The Harvard School of Public Health’s study implicating red meat consumption represented another opportunity for the BBC news to cover itself in glory, presenting the story in an entirely uncritical light, and featuring a representative of Cancer Research declaring that “We now know that red meat causes cancer.” (To understand why this study is only fit for “lining a budgie’s cage” please see herehere, or here.)

There was no explanation of any possible mechanism, no-one to question how the data was gathered or interpreted. This was not a clinical trial that could legitimately be said to prove anything, yet the ‘findings’ were presented as incontravertible fact. Later that day in the gym I heard a trainer confidently asserting  that his client must get his protein needs from sources other than red meat. Fairy tale has become fact.

You might well argue that misrepresentations about eating red meat are less serious than those about how we become and remain fat – the consequences of people eating less red meat aren’t likely to be nearly as serious as the consequences ofoverweight people beingadvised to eat less fat and more starch (slow releasing sugar is still sugar). The pressing question is how we can be fit and well as a society if poor information, through repetition (often by authority figures), becomes popular belief? What’s the definition of insanity? How about repeating the low fat/high carbohydrate mantra and expecting obesity/cardio vascular disease rates to go down.

There’s a wealth of information available, not least of which is Taubes’ incredibly extensively referenced book.

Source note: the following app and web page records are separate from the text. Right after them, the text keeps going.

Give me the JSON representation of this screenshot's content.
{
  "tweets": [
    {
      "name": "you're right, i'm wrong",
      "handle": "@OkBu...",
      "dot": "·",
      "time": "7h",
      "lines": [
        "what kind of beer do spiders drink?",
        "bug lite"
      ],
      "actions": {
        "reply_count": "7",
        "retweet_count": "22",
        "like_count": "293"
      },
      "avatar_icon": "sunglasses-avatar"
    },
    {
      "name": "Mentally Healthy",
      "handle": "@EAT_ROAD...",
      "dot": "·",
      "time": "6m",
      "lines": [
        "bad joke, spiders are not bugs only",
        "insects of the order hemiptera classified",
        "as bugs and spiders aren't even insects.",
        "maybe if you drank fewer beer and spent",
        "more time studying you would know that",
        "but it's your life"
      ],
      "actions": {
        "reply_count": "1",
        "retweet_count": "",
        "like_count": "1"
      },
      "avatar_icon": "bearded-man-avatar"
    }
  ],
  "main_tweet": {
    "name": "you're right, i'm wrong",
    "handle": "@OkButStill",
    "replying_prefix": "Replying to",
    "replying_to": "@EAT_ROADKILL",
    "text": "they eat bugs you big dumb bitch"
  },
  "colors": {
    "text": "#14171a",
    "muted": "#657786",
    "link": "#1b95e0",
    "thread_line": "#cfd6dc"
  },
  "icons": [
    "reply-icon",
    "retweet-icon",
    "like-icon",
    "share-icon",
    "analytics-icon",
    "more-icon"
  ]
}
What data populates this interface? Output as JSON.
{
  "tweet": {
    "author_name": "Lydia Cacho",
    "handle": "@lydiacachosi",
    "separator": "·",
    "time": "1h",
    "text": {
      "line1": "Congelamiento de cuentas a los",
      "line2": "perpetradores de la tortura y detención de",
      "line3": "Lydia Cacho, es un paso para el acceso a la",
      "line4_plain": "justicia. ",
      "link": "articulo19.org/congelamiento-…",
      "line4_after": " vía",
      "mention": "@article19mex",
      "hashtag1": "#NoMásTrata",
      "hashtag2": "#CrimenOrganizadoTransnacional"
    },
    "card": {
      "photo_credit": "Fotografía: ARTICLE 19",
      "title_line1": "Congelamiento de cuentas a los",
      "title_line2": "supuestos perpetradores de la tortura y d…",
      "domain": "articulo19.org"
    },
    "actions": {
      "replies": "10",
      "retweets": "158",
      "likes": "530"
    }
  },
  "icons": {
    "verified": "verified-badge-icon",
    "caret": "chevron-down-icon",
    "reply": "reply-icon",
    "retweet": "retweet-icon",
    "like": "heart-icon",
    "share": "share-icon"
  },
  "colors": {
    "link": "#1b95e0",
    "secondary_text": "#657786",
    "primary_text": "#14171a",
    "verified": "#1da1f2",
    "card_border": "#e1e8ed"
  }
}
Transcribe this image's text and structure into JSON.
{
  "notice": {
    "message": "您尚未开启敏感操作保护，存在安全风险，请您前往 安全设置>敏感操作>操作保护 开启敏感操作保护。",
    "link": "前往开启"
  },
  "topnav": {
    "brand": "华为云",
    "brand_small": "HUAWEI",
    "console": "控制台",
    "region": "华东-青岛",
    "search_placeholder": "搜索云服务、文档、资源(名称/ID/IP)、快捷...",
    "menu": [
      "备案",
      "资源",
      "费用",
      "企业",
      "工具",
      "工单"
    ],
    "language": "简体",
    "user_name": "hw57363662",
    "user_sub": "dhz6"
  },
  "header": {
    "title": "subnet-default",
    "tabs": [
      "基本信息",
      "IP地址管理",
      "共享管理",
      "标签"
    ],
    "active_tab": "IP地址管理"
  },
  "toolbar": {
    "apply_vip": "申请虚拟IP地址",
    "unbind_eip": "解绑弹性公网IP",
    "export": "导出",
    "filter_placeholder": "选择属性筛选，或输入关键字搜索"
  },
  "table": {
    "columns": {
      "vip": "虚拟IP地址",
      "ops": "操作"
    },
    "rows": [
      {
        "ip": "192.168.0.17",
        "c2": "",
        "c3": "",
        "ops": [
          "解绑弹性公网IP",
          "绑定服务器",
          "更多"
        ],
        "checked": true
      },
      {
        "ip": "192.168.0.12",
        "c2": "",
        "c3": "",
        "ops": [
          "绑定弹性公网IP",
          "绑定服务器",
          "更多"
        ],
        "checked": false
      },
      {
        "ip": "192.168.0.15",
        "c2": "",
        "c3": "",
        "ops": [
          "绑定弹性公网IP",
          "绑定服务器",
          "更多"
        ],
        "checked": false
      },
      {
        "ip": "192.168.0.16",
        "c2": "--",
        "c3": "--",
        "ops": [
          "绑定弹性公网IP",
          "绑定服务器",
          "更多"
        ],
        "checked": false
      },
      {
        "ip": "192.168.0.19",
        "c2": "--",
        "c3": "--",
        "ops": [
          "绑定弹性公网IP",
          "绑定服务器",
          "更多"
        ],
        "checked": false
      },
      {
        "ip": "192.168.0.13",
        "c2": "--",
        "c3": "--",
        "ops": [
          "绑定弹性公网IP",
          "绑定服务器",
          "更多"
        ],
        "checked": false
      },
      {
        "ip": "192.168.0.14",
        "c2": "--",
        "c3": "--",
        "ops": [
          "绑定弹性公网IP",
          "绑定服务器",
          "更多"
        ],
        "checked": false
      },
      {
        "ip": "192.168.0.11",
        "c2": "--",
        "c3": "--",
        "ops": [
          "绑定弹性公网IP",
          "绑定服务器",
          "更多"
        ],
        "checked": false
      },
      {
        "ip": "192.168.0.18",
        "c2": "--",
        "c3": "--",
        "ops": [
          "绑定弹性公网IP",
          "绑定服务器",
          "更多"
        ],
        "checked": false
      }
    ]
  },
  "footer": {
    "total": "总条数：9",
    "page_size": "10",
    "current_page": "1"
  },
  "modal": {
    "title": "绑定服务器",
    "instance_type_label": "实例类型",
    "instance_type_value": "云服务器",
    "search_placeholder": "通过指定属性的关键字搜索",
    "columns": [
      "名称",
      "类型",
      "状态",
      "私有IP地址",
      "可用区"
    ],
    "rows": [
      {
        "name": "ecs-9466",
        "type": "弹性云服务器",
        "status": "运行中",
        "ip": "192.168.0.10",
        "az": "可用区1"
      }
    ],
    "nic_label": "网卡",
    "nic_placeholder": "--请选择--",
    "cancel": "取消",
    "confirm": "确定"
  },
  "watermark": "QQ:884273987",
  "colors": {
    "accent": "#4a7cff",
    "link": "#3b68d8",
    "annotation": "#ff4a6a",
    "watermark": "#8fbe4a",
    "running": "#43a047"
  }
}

If you don’t fancy reading that, perhaps consider listening with a sceptic’s ear next time there’s a media story on nutrition/health.